Monday, March 5, 2012

Standing out in the crowd

Read Helen Simpson's post on how she is choosing to stand out from the crowd and get her first graduate job. Hope you also all join me in wishing her luck for her interview this week!:

I am currently studying a BA (Hons) in Public Relations with Marketing at Leeds Metropolitan University and am in the process of searching for my first graduate position. Many of the graduate schemes have closed already and employers have been advertising positions since the start of the year (and even earlier). With the heavy work load of final year assignments weighing on your mind, as well as the time-consuming dissertation, its important students don’t miss out on great career opportunities.

I hadn’t appreciated until now how long it can take to apply for a job – searching for job vacancies, researching the company, tailoring your CV to focus on the skills which are most applicable for that particular position and writing a covering letter – it can take hours to apply for one job alone.

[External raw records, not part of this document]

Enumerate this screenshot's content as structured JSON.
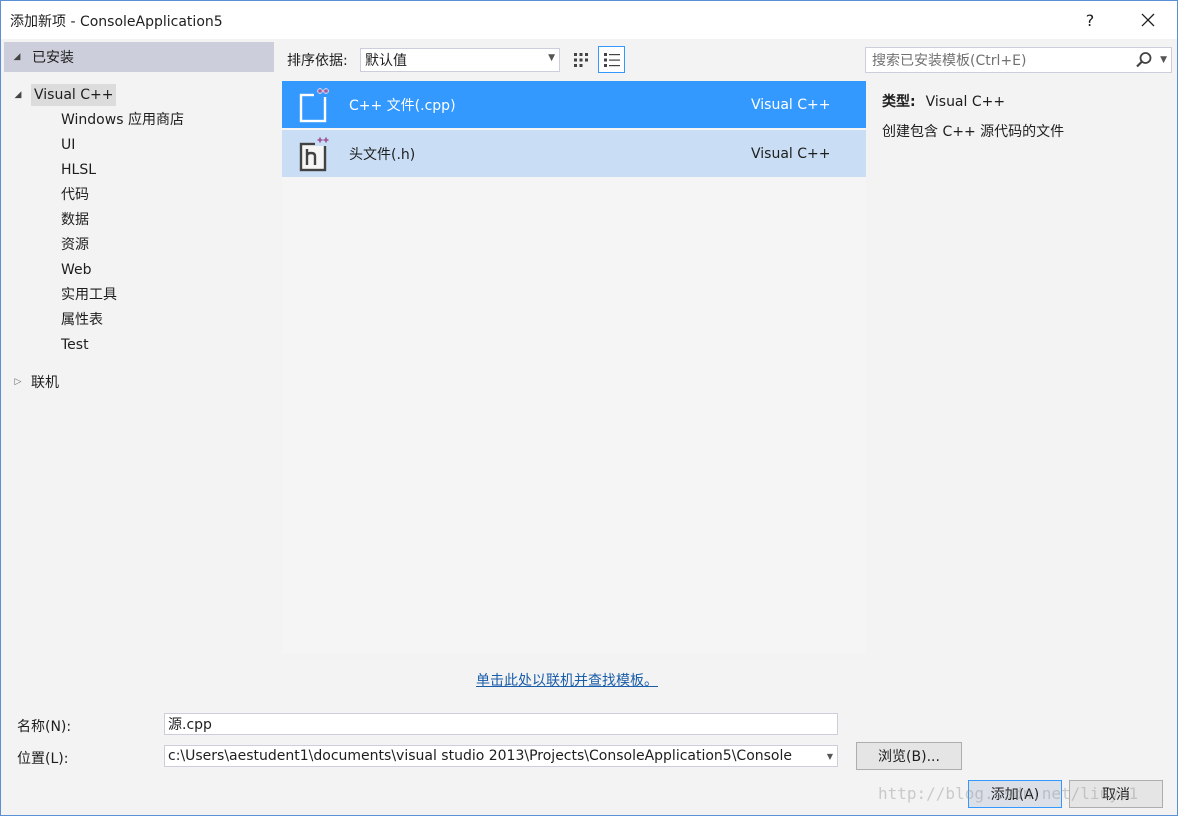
{
  "window": {
    "title": "添加新项 - ConsoleApplication5",
    "help": "?",
    "close": "✕"
  },
  "tree": {
    "installed": "已安装",
    "visual_cpp": "Visual C++",
    "children": [
      "Windows 应用商店",
      "UI",
      "HLSL",
      "代码",
      "数据",
      "资源",
      "Web",
      "实用工具",
      "属性表",
      "Test"
    ],
    "online": "联机"
  },
  "toolbar": {
    "sort_label": "排序依据:",
    "sort_value": "默认值",
    "search_placeholder": "搜索已安装模板(Ctrl+E)"
  },
  "templates": [
    {
      "name": "C++ 文件(.cpp)",
      "language": "Visual C++",
      "icon": "cpp-file-icon",
      "state": "selected"
    },
    {
      "name": "头文件(.h)",
      "language": "Visual C++",
      "icon": "header-file-icon",
      "state": "hover"
    }
  ],
  "details": {
    "type_label": "类型:",
    "type_value": "Visual C++",
    "description": "创建包含 C++ 源代码的文件"
  },
  "online_link": "单击此处以联机并查找模板。",
  "form": {
    "name_label": "名称(N):",
    "name_value": "源.cpp",
    "location_label": "位置(L):",
    "location_value": "c:\\Users\\aestudent1\\documents\\visual studio 2013\\Projects\\ConsoleApplication5\\Console"
  },
  "buttons": {
    "browse": "浏览(B)...",
    "add": "添加(A)",
    "cancel": "取消"
  },
  "watermark": "http://blog.csdn.net/liuyu1"
}
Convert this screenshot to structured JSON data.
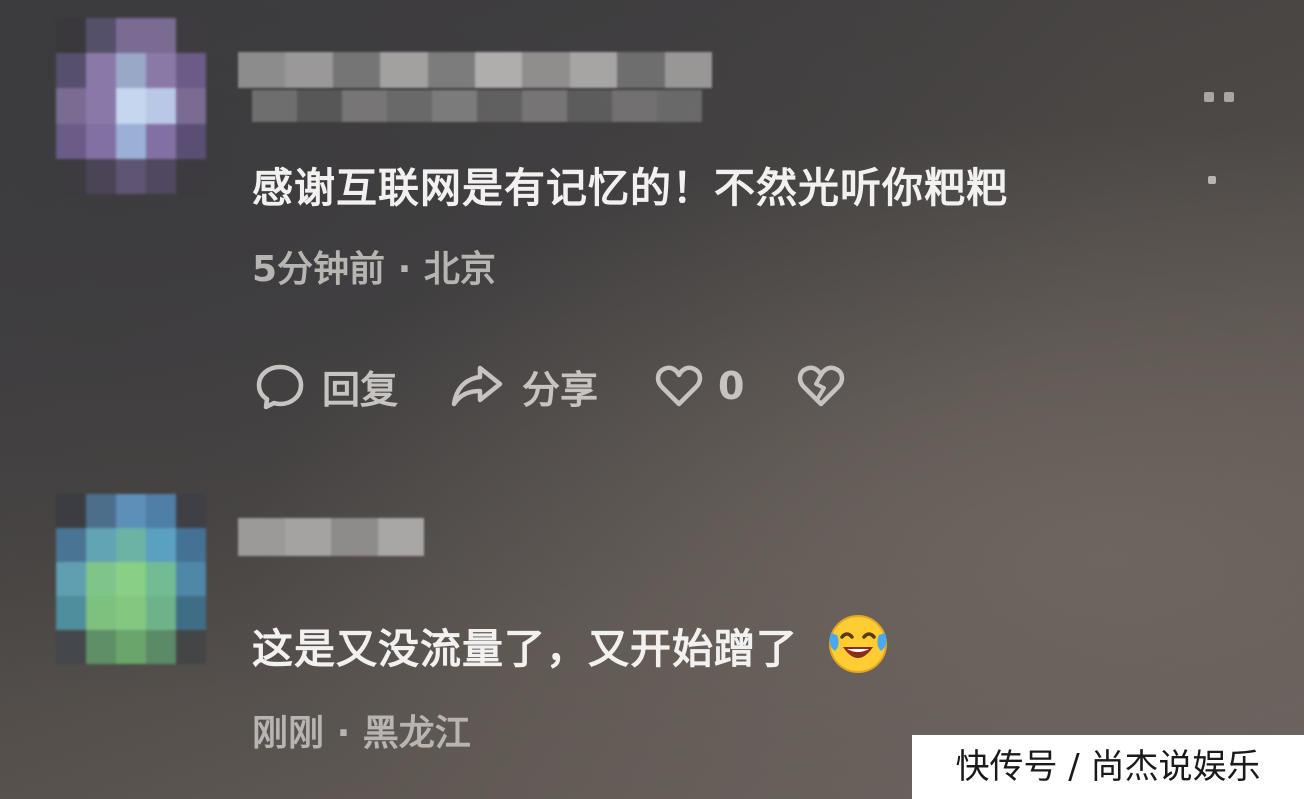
{
  "comments": [
    {
      "text": "感谢互联网是有记忆的！不然光听你粑粑",
      "time": "5分钟前",
      "location": "北京",
      "avatar_colors": [
        "#3a383c",
        "#55506a",
        "#7a6b93",
        "#7a6b93",
        "#3e3c40",
        "#574f6e",
        "#8a79a8",
        "#9aa8c8",
        "#8a79a8",
        "#6a5c86",
        "#7a6b93",
        "#8a79a8",
        "#c6d6ef",
        "#b8c8e6",
        "#7a6b93",
        "#6a5c86",
        "#8270a2",
        "#9bb0d6",
        "#8270a2",
        "#5a4f72",
        "#3d3b3f",
        "#4a4456",
        "#605473",
        "#4f4860",
        "#3d3b3f"
      ],
      "name_blur_colors": [
        "#8d8c8c",
        "#9a9898",
        "#767575",
        "#a3a1a0",
        "#7d7c7c",
        "#b0aeac",
        "#8f8e8d",
        "#a7a5a3",
        "#6f6e6e",
        "#999796"
      ]
    },
    {
      "text": "这是又没流量了，又开始蹭了",
      "time": "刚刚",
      "location": "黑龙江",
      "avatar_colors": [
        "#3b3d42",
        "#4d6e8a",
        "#5d8fb8",
        "#4f7ea6",
        "#3e4046",
        "#4a7494",
        "#62a3b4",
        "#6cb3a4",
        "#5aa0c0",
        "#457195",
        "#5f9fb0",
        "#7fc58a",
        "#89cf86",
        "#72bb93",
        "#4e87a7",
        "#4f8e9c",
        "#7ec07e",
        "#84c781",
        "#6eb28a",
        "#3f6d86",
        "#44474c",
        "#5e8f66",
        "#6aa56c",
        "#5b8a67",
        "#444547"
      ],
      "name_blur_colors": [
        "#9c9a98",
        "#a5a3a1",
        "#8e8c8b",
        "#a9a7a5"
      ]
    }
  ],
  "actions": {
    "reply_label": "回复",
    "share_label": "分享",
    "like_count": "0"
  },
  "watermark": "快传号 / 尚杰说娱乐",
  "colors": {
    "text": "#f2f1f0",
    "meta": "#b8b4b1",
    "icon": "#c7c3c0"
  }
}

If you haven’t already, make sure you sign up to receive email updates from Target Jobs – it makes the searching for vacancies much easier.

However, no matter how much work you have, don’t postpone the job search – it might end up being too late. Local papers seem to be advertising fewer jobs each week (I’ve taken to craftily peaking at the job page in the supermarket to determine whether it’s even worthy of a purchase). According to the Independent, employers received an average of 83 CVs for every graduate job vacancy last year. There are far more graduates looking for employment than there are job vacancies and at a time like this, it’s essential to stand out in the crowd.

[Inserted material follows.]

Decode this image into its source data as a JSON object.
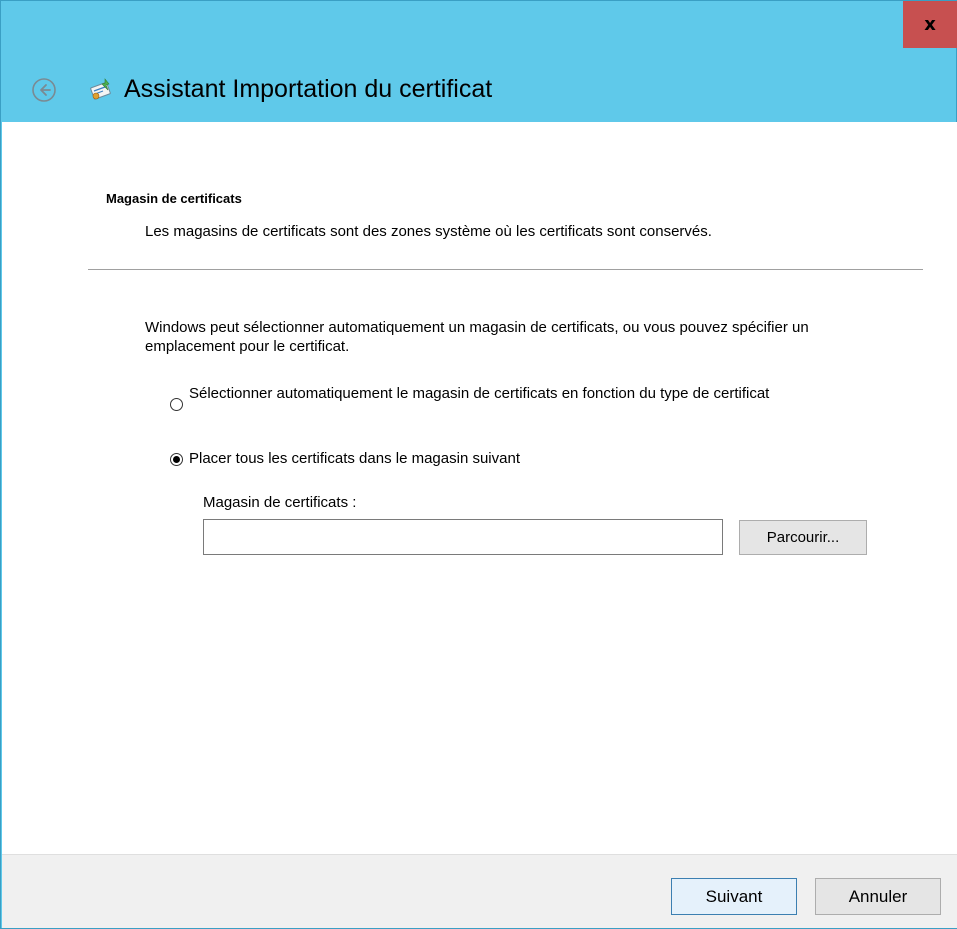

I’m very fortunate to be graduating with a wide range of work experience on my CV. Throughout my course, I have been required to gain voluntary work experience and collect portfolio items to demonstrate how I have been acquiring and developing a range of public relations and marketing skills as my course has progressed. This focus on gaining professional experience is something I think all university courses should encourage – it has meant that now that I come to search for employment, I have a solid understanding of public relations in practice, in both agencies and in-house organisations, and I’m able to demonstrate my skills in areas such as media relations, digital public relations, events management, writing for a variety of audiences, copy writing and many other skills essential in my chosen profession.

I also chose to undertake a placement year as part of my degree (something strongly encouraged by my university) and am really glad I did. Now that I’m beginning to apply for jobs, I am finding that nearly all vacancies are looking for applicants with experience. Graduates are expected to have an understanding of the subject in practice and have skills which will enable them to make a direct contribution to the organisation. At my placement organisation, I was given lots of responsibility and challenged to take on new tasks and projects – as a result, I returned to university with much more confidence, improved presentation and public speaking skills and the ability to think strategically and forward plan. This is something which I have been able to apply to university learning and has reflected in the grades I have achieved so far in final year assignments.

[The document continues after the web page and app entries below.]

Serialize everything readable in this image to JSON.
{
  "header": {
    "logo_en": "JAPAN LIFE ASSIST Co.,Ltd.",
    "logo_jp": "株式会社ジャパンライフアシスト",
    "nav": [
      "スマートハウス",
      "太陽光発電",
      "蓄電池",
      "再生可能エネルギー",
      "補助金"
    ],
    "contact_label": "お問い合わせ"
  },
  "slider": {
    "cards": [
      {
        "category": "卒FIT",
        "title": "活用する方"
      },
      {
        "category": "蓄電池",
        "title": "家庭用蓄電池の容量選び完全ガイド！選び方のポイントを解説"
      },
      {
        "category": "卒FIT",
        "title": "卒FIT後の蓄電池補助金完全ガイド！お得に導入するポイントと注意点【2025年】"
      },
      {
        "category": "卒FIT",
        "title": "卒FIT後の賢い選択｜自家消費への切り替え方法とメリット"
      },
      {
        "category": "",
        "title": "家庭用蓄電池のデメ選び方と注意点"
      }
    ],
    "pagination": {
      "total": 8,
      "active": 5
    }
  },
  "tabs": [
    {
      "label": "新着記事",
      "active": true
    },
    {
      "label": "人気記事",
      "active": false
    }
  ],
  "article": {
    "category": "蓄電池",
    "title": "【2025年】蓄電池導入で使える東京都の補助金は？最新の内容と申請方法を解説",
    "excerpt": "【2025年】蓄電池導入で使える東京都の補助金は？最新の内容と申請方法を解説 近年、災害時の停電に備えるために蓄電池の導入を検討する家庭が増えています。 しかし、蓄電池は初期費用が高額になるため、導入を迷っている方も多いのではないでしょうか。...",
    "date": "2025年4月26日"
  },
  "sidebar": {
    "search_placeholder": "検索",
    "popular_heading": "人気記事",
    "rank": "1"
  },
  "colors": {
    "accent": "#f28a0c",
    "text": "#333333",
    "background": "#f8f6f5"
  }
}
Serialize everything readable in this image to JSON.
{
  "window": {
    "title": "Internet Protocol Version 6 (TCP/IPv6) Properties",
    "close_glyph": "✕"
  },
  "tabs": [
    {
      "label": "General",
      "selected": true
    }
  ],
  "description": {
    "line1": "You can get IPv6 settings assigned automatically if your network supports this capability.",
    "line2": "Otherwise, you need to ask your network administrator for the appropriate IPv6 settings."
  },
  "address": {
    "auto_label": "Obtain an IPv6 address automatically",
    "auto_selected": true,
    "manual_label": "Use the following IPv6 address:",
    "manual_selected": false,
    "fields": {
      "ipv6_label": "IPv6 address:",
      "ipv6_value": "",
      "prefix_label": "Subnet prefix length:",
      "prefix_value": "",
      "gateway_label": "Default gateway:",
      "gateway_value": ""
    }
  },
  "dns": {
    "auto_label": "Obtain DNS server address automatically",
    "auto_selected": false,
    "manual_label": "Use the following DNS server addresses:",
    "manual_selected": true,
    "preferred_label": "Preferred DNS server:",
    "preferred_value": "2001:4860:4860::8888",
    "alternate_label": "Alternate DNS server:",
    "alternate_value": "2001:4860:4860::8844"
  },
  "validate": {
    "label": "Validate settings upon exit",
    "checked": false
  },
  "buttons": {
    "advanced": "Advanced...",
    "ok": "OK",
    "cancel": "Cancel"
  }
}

If you are considering whether or not to take a placement year, I wholly recommend it. Not only does it give you an advantage on other applicants with less experience, it is an excellent environment in which to learn. As a student on placement, you’ll be gaining experience in an environment where you aren’t thrown into the deep end (straight away anyway), where you are supervised in the organisation and given support from your university, and as a student, learning new skills, it is expected that you may make a mistake or two initially (only once mind). I also found that it helped me to determine what aspects of public relations interest me the most and where my strengths lie so that now I am job hunting, I can apply to the positions which are most suited to me and my skills.

But it’s not only about gaining these skills and strengths, it’s about selling them – you only have one covering letter, one CV, one opportunity to really stand out from other applicants. If you’re selected for an interview, you only have that one moment to shine. So, think about the experiences you’ve had which will be directly applicable to the responsibilities of the role you’ve applied for, not only from work placements but in university and other areas of life (it could be an extracurricular activity) and sell yourself with confidence.

I have my first interview next week so wish me luck.

Find Helen on Twitter: @helensimpsonpr or read her blog: writingsofafoodlover.wordpress.com


TARGETjobs offers the largest choice of graduate jobs, internships and placements. Independent reviews on top graduate employers and career planning tools and expert guidance. Become a TARGETjobs blogger by getting in touch with me at jackie.balchin2@targetjobs.co.uk